-- Opening Marker --
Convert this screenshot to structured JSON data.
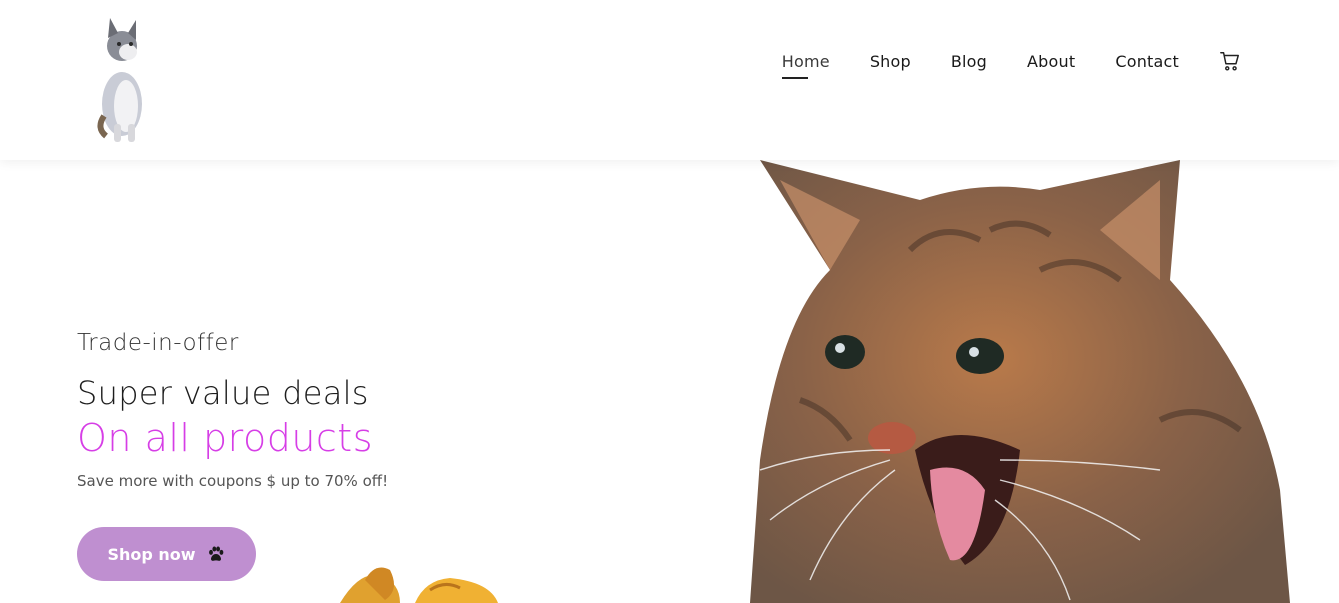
{
  "brand": {
    "logo_icon": "cat-logo-icon"
  },
  "nav": {
    "items": [
      {
        "label": "Home",
        "active": true
      },
      {
        "label": "Shop",
        "active": false
      },
      {
        "label": "Blog",
        "active": false
      },
      {
        "label": "About",
        "active": false
      },
      {
        "label": "Contact",
        "active": false
      }
    ],
    "cart_icon": "cart-icon"
  },
  "hero": {
    "kicker": "Trade-in-offer",
    "headline": "Super value deals",
    "subhead": "On all products",
    "description": "Save more with coupons $ up to 70% off!",
    "cta_label": "Shop now",
    "cta_icon": "paw-icon",
    "image_icon": "kitten-image"
  },
  "colors": {
    "accent": "#d63ee6",
    "button": "#bf8fd0",
    "text": "#1a1a1a"
  }
}
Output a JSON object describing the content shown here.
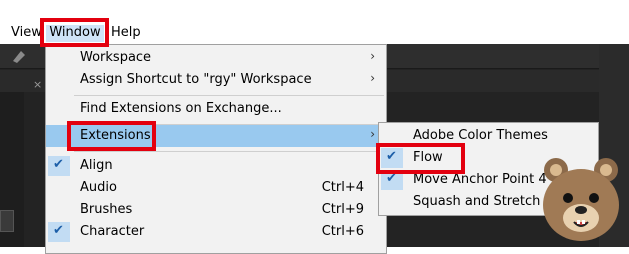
{
  "menubar": {
    "items": [
      {
        "label": "View"
      },
      {
        "label": "Window"
      },
      {
        "label": "Help"
      }
    ]
  },
  "window_menu": {
    "items": [
      {
        "label": "Workspace",
        "submenu": true
      },
      {
        "label": "Assign Shortcut to \"rgy\" Workspace",
        "submenu": true
      },
      {
        "label": "Find Extensions on Exchange..."
      },
      {
        "label": "Extensions",
        "submenu": true
      },
      {
        "label": "Align",
        "checked": true
      },
      {
        "label": "Audio",
        "shortcut": "Ctrl+4"
      },
      {
        "label": "Brushes",
        "shortcut": "Ctrl+9"
      },
      {
        "label": "Character",
        "shortcut": "Ctrl+6",
        "checked": true
      }
    ]
  },
  "extensions_submenu": {
    "items": [
      {
        "label": "Adobe Color Themes"
      },
      {
        "label": "Flow",
        "checked": true
      },
      {
        "label": "Move Anchor Point 4",
        "checked": true
      },
      {
        "label": "Squash and Stretch Free"
      }
    ]
  },
  "colors": {
    "highlight": "#99c9ef",
    "annotation_red": "#e3000f",
    "check_blue": "#1d5fa8",
    "menu_bg": "#f2f2f2",
    "app_dark": "#232323"
  },
  "icons": {
    "check": "checkmark-icon",
    "submenu_arrow": "chevron-right-icon",
    "mascot": "bear-mascot-icon"
  }
}
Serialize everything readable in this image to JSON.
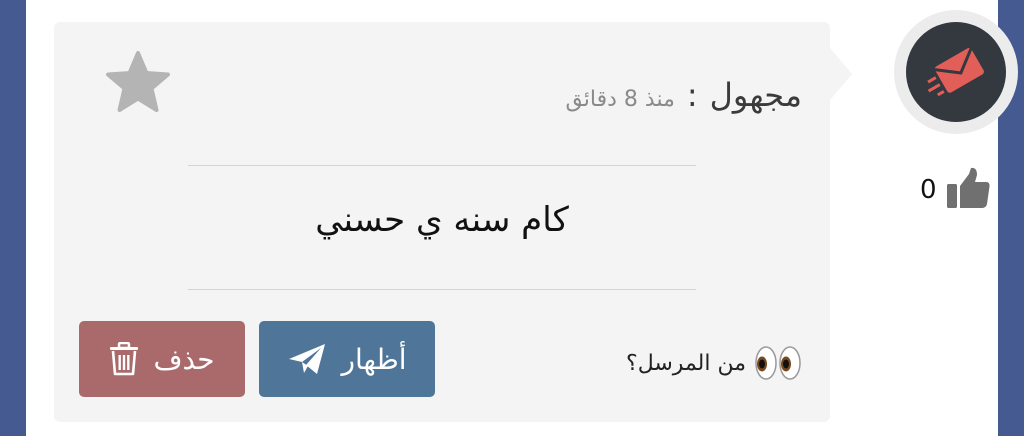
{
  "message": {
    "sender": "مجهول",
    "separator": ":",
    "time": "منذ 8 دقائق",
    "text": "كام سنه ي حسني",
    "who_sent_label": "من المرسل؟"
  },
  "actions": {
    "reveal_label": "أظهار",
    "delete_label": "حذف"
  },
  "likes": {
    "count": "0"
  },
  "icons": {
    "favorite": "star-icon",
    "reveal": "paper-plane-icon",
    "delete": "trash-icon",
    "like": "thumbs-up-icon",
    "eyes": "eyes-icon",
    "avatar": "envelope-logo-icon"
  },
  "colors": {
    "page_background": "#455a91",
    "card_background": "#f4f4f4",
    "reveal_button": "#4f7598",
    "delete_button": "#aa6a6c",
    "star": "#b4b4b4",
    "avatar_background": "#34383f",
    "avatar_accent": "#e25f59"
  }
}
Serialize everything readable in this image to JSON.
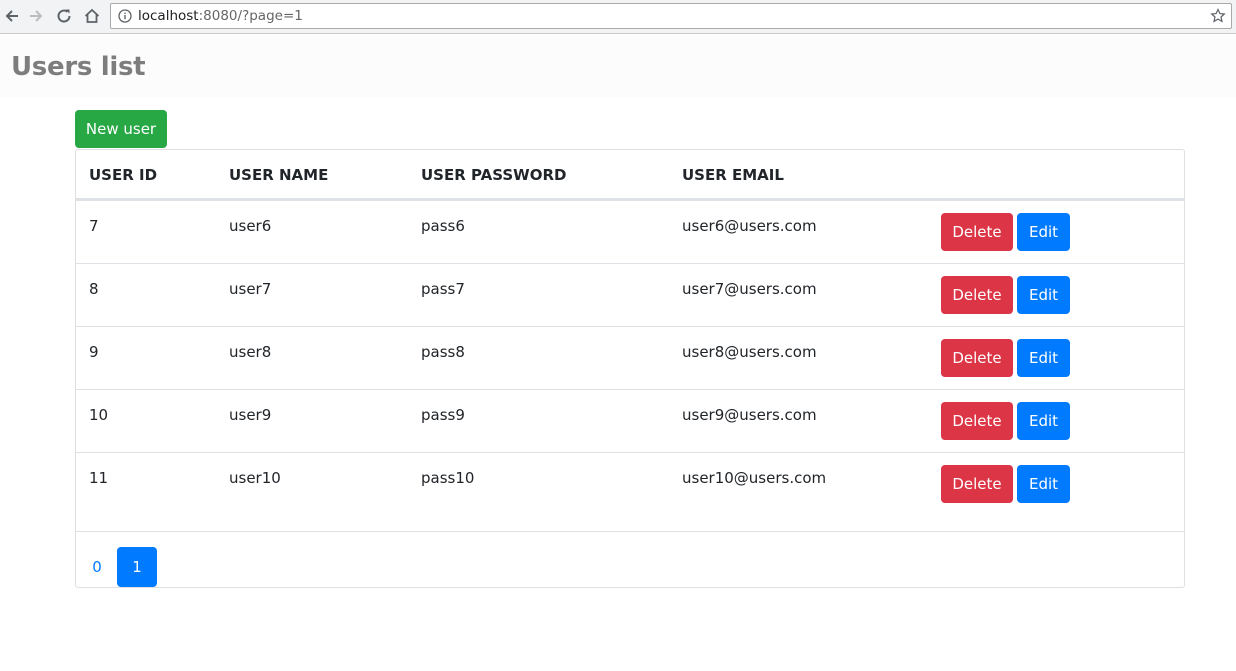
{
  "browser": {
    "url_host": "localhost",
    "url_rest": ":8080/?page=1"
  },
  "header": {
    "title": "Users list"
  },
  "toolbar": {
    "new_user_label": "New user"
  },
  "table": {
    "columns": [
      "USER ID",
      "USER NAME",
      "USER PASSWORD",
      "USER EMAIL"
    ],
    "rows": [
      {
        "id": "7",
        "name": "user6",
        "password": "pass6",
        "email": "user6@users.com"
      },
      {
        "id": "8",
        "name": "user7",
        "password": "pass7",
        "email": "user7@users.com"
      },
      {
        "id": "9",
        "name": "user8",
        "password": "pass8",
        "email": "user8@users.com"
      },
      {
        "id": "10",
        "name": "user9",
        "password": "pass9",
        "email": "user9@users.com"
      },
      {
        "id": "11",
        "name": "user10",
        "password": "pass10",
        "email": "user10@users.com"
      }
    ],
    "delete_label": "Delete",
    "edit_label": "Edit"
  },
  "pagination": {
    "pages": [
      "0",
      "1"
    ],
    "active": "1"
  },
  "colors": {
    "success": "#28a745",
    "danger": "#dc3545",
    "primary": "#007bff"
  }
}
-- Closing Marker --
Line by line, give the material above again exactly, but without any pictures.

### Answer to the exercise:
Convert this screenshot to structured JSON data.
{
  "brand": {
    "logo_icon": "cat-logo-icon"
  },
  "nav": {
    "items": [
      {
        "label": "Home",
        "active": true
      },
      {
        "label": "Shop",
        "active": false
      },
      {
        "label": "Blog",
        "active": false
      },
      {
        "label": "About",
        "active": false
      },
      {
        "label": "Contact",
        "active": false
      }
    ],
    "cart_icon": "cart-icon"
  },
  "hero": {
    "kicker": "Trade-in-offer",
    "headline": "Super value deals",
    "subhead": "On all products",
    "description": "Save more with coupons $ up to 70% off!",
    "cta_label": "Shop now",
    "cta_icon": "paw-icon",
    "image_icon": "kitten-image"
  },
  "colors": {
    "accent": "#d63ee6",
    "button": "#bf8fd0",
    "text": "#1a1a1a"
  }
}
Output a JSON object describing the content shown here.
{
  "menubar": {
    "items": [
      {
        "label": "View"
      },
      {
        "label": "Window"
      },
      {
        "label": "Help"
      }
    ]
  },
  "window_menu": {
    "items": [
      {
        "label": "Workspace",
        "submenu": true
      },
      {
        "label": "Assign Shortcut to \"rgy\" Workspace",
        "submenu": true
      },
      {
        "label": "Find Extensions on Exchange..."
      },
      {
        "label": "Extensions",
        "submenu": true
      },
      {
        "label": "Align",
        "checked": true
      },
      {
        "label": "Audio",
        "shortcut": "Ctrl+4"
      },
      {
        "label": "Brushes",
        "shortcut": "Ctrl+9"
      },
      {
        "label": "Character",
        "shortcut": "Ctrl+6",
        "checked": true
      }
    ]
  },
  "extensions_submenu": {
    "items": [
      {
        "label": "Adobe Color Themes"
      },
      {
        "label": "Flow",
        "checked": true
      },
      {
        "label": "Move Anchor Point 4",
        "checked": true
      },
      {
        "label": "Squash and Stretch Free"
      }
    ]
  },
  "colors": {
    "highlight": "#99c9ef",
    "annotation_red": "#e3000f",
    "check_blue": "#1d5fa8",
    "menu_bg": "#f2f2f2",
    "app_dark": "#232323"
  },
  "icons": {
    "check": "checkmark-icon",
    "submenu_arrow": "chevron-right-icon",
    "mascot": "bear-mascot-icon"
  }
}
Serialize everything readable in this image to JSON.
{
  "message": {
    "sender": "مجهول",
    "separator": ":",
    "time": "منذ 8 دقائق",
    "text": "كام سنه ي حسني",
    "who_sent_label": "من المرسل؟"
  },
  "actions": {
    "reveal_label": "أظهار",
    "delete_label": "حذف"
  },
  "likes": {
    "count": "0"
  },
  "icons": {
    "favorite": "star-icon",
    "reveal": "paper-plane-icon",
    "delete": "trash-icon",
    "like": "thumbs-up-icon",
    "eyes": "eyes-icon",
    "avatar": "envelope-logo-icon"
  },
  "colors": {
    "page_background": "#455a91",
    "card_background": "#f4f4f4",
    "reveal_button": "#4f7598",
    "delete_button": "#aa6a6c",
    "star": "#b4b4b4",
    "avatar_background": "#34383f",
    "avatar_accent": "#e25f59"
  }
}
Serialize everything readable in this image to JSON.
{
  "browser": {
    "url_host": "localhost",
    "url_rest": ":8080/?page=1"
  },
  "header": {
    "title": "Users list"
  },
  "toolbar": {
    "new_user_label": "New user"
  },
  "table": {
    "columns": [
      "USER ID",
      "USER NAME",
      "USER PASSWORD",
      "USER EMAIL"
    ],
    "rows": [
      {
        "id": "7",
        "name": "user6",
        "password": "pass6",
        "email": "user6@users.com"
      },
      {
        "id": "8",
        "name": "user7",
        "password": "pass7",
        "email": "user7@users.com"
      },
      {
        "id": "9",
        "name": "user8",
        "password": "pass8",
        "email": "user8@users.com"
      },
      {
        "id": "10",
        "name": "user9",
        "password": "pass9",
        "email": "user9@users.com"
      },
      {
        "id": "11",
        "name": "user10",
        "password": "pass10",
        "email": "user10@users.com"
      }
    ],
    "delete_label": "Delete",
    "edit_label": "Edit"
  },
  "pagination": {
    "pages": [
      "0",
      "1"
    ],
    "active": "1"
  },
  "colors": {
    "success": "#28a745",
    "danger": "#dc3545",
    "primary": "#007bff"
  }
}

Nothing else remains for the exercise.